Hello,

There are important situations where swirl of particle/parcel is encountered, such as in combustion. For these cases there is an important question: is stress tensor assumed to be symmetric?

We know that in NS equation only linear momentum is considered, and the general form of NS equation does not assume that stress tensor is symmetric. Physically, if the tensor is asymmetric then there is torque on the microscopic volume *m*, and within its streamline in general it is subjected to the influence of:

- gravity
- normal stress
- shear force ⇒ torque ⇒ angular acceleration
*mra*(*r*assumed to be mean radius of*m*)

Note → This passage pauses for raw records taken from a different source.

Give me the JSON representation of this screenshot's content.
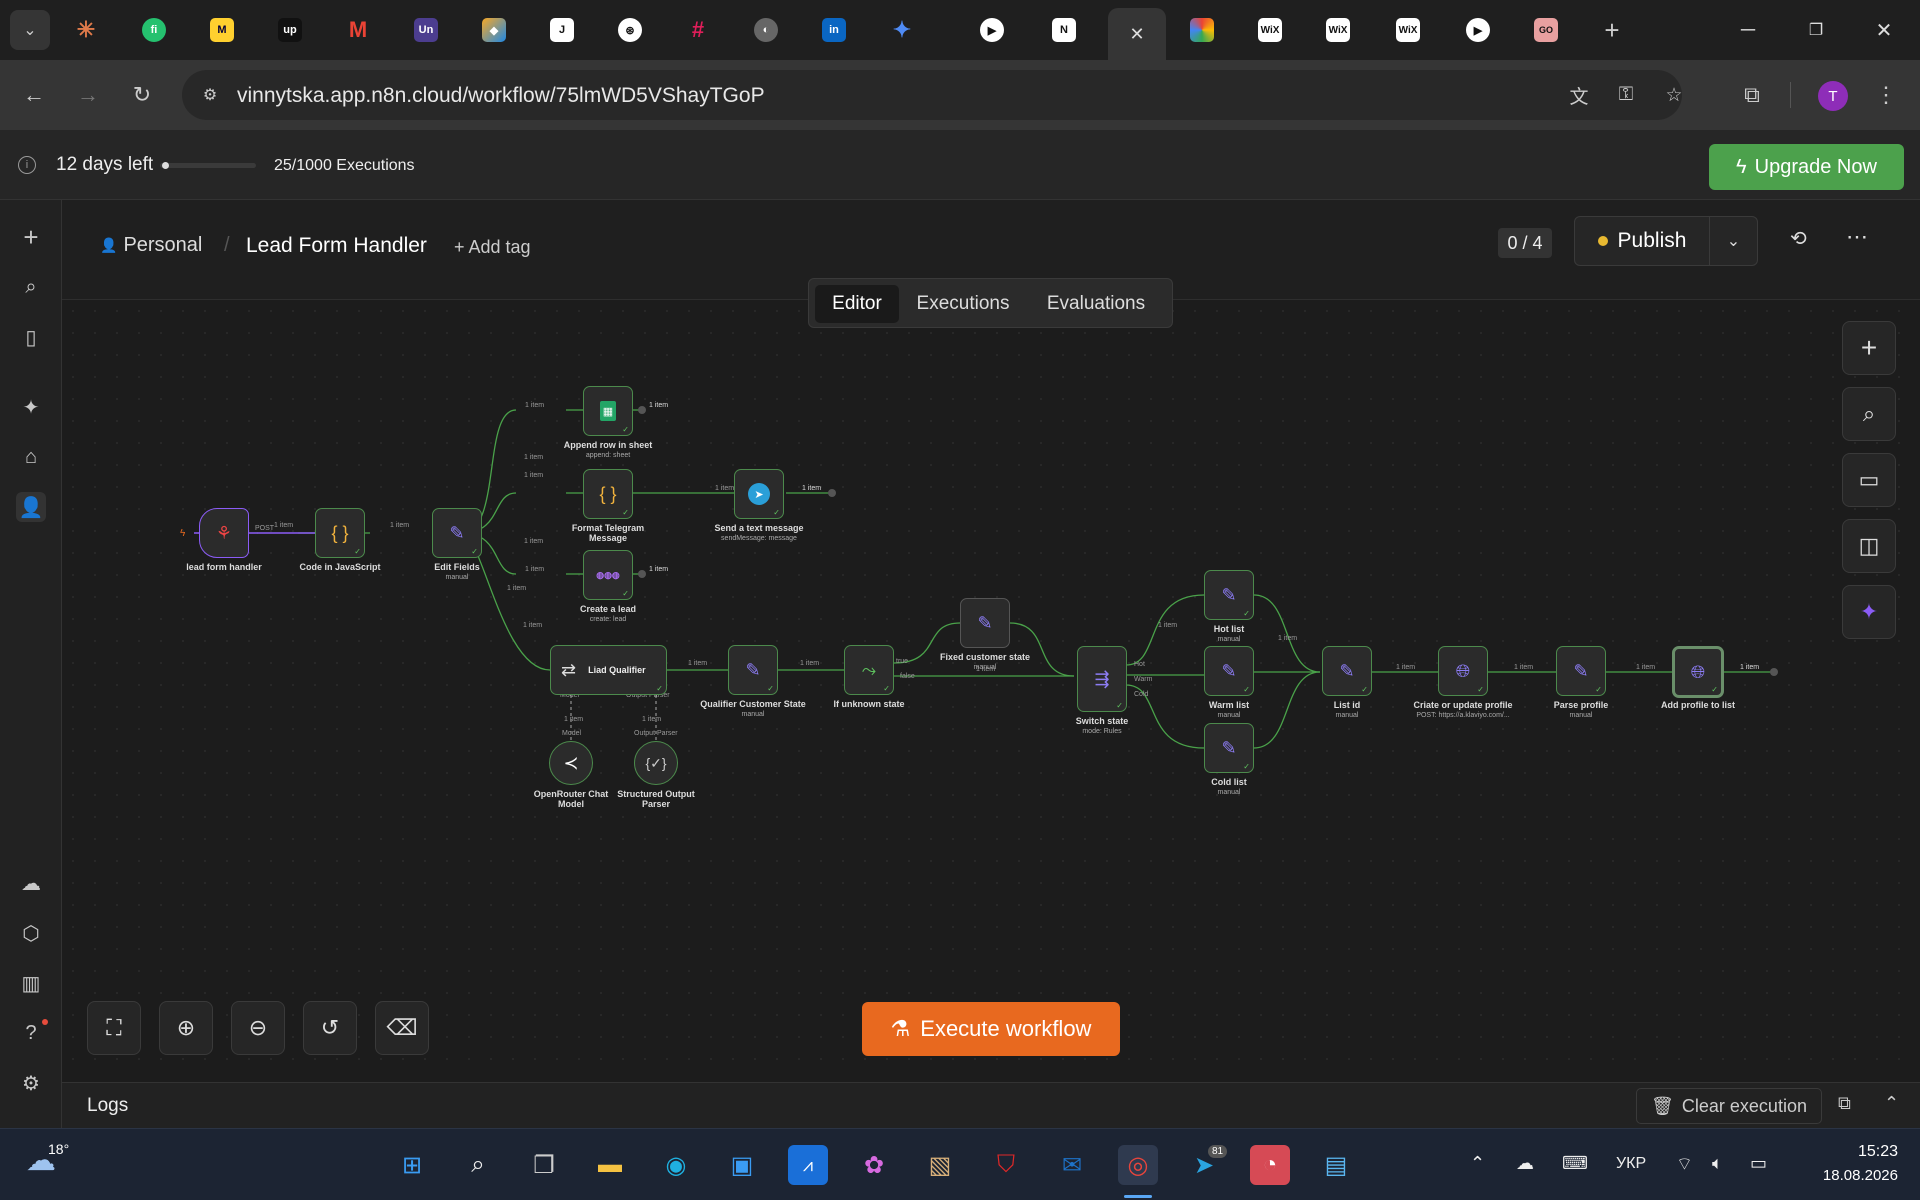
{
  "browser": {
    "tab_icons": [
      "claude-icon",
      "freshdesk-icon",
      "miro-icon",
      "upwork-icon",
      "gmail-icon",
      "unbounce-icon",
      "box-icon",
      "notion-like-icon",
      "chatgpt-icon",
      "slack-icon",
      "web-icon",
      "linkedin-icon",
      "gemini-icon",
      "zoom-icon",
      "notion-icon",
      "n8n-tab-icon",
      "color-icon",
      "wix-icon",
      "wix-icon",
      "wix-icon",
      "zoom-icon",
      "copilot-icon"
    ],
    "tab_close": "✕",
    "new_tab": "+",
    "url": "vinnytska.app.n8n.cloud/workflow/75lmWD5VShayTGoP",
    "avatar_letter": "T"
  },
  "trial": {
    "days_left": "12 days left",
    "executions": "25/1000 Executions",
    "progress": 0.025,
    "upgrade_label": "Upgrade Now"
  },
  "header": {
    "project": "Personal",
    "separator": "/",
    "workflow_name": "Lead Form Handler",
    "add_tag": "+ Add tag",
    "counter": "0 / 4",
    "publish": "Publish"
  },
  "tabs": [
    "Editor",
    "Executions",
    "Evaluations"
  ],
  "nodes": {
    "lead_form_handler": {
      "label": "lead form handler"
    },
    "code_js": {
      "label": "Code in JavaScript"
    },
    "edit_fields": {
      "label": "Edit Fields",
      "sub": "manual"
    },
    "append_row": {
      "label": "Append row in sheet",
      "sub": "append: sheet"
    },
    "format_telegram": {
      "label": "Format Telegram Message"
    },
    "send_text": {
      "label": "Send a text message",
      "sub": "sendMessage: message"
    },
    "create_lead": {
      "label": "Create a lead",
      "sub": "create: lead"
    },
    "liad_qualifier": {
      "label": "Liad Qualifier"
    },
    "qualifier_state": {
      "label": "Qualifier Customer State",
      "sub": "manual"
    },
    "if_unknown": {
      "label": "If unknown state"
    },
    "fixed_state": {
      "label": "Fixed customer state",
      "sub": "manual"
    },
    "switch_state": {
      "label": "Switch state",
      "sub": "mode: Rules"
    },
    "hot_list": {
      "label": "Hot list",
      "sub": "manual"
    },
    "warm_list": {
      "label": "Warm list",
      "sub": "manual"
    },
    "cold_list": {
      "label": "Cold list",
      "sub": "manual"
    },
    "list_id": {
      "label": "List id",
      "sub": "manual"
    },
    "create_profile": {
      "label": "Criate or update profile",
      "sub": "POST: https://a.klaviyo.com/..."
    },
    "parse_profile": {
      "label": "Parse profile",
      "sub": "manual"
    },
    "add_profile": {
      "label": "Add profile to list"
    },
    "openrouter": {
      "label": "OpenRouter Chat Model"
    },
    "output_parser": {
      "label": "Structured Output Parser"
    }
  },
  "edges": {
    "item": "1 item",
    "post": "POST",
    "true": "true",
    "false": "false",
    "hot": "Hot",
    "warm": "Warm",
    "cold": "Cold",
    "model": "Model*",
    "model_in": "Model",
    "output_parser": "Output Parser"
  },
  "execute_label": "Execute workflow",
  "logs": {
    "title": "Logs",
    "clear": "Clear execution"
  },
  "taskbar": {
    "weather": "18°",
    "telegram_badge": "81",
    "lang": "УКР",
    "time": "15:23",
    "date": "18.08.2026"
  }
}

I think this understand is basically correct regarding torque: visualize a crowed square in which thousands of people, shoulder-to-shoulder, are moving toward a same direction (for example pilgrims in Mecca), then each body is subjected to torque from the neighbor, and in general he will not always orient toward the same direction during his course along the streamline. The orientation change is therefore due to the angular *a* above, and his movement can always be decomposed into

- linear translation ⇐ normal stress
- rotation about his own axis ⇐ torque

therefore the assumption seems perfectly valid, especially when liquid swirl is encountered.

And although in general is *a* present, the accumulated *mr⋅v(rotational)* is small because temporarily (time) microscopically, and individual “rotation” not in-phase/aligned with its neighbors increases stress which soon acts to decelerate that.

However, if many places I read that the symmetry of stress is assumed, such as with Rutherford Aris’s *Vectors, Tensors, and the Basic Equations of Fluid Mechanics*, in section 6.41 and he also used a somewhat questionable term “polar fluid” to refer to fluid with torque/asymmetric stress.

I would like to know that in popular CFD packages *Solidworks Flow Simulation, Fluent, CFX or FloEFD*, is stress tensor assumed to be symmetric or not? I wonder if they do assume symmetric, then for viscous fluid symmetric shear stress implies a symmetric velocity field which is unrealistic for example for swirls, so the software will fail.

I just started learning this subject for a few days so the question might seem very basic to experienced users. Sincerely hope someone could resolve my puzzle!

Andy

I believe you're referring to the Reynolds stress tensor, which is symmetric (the diagonal elements are the normal stresses, the off-diagonal elements are the shear stresses; the shear stresses are symmetric so R_ij = R_ji)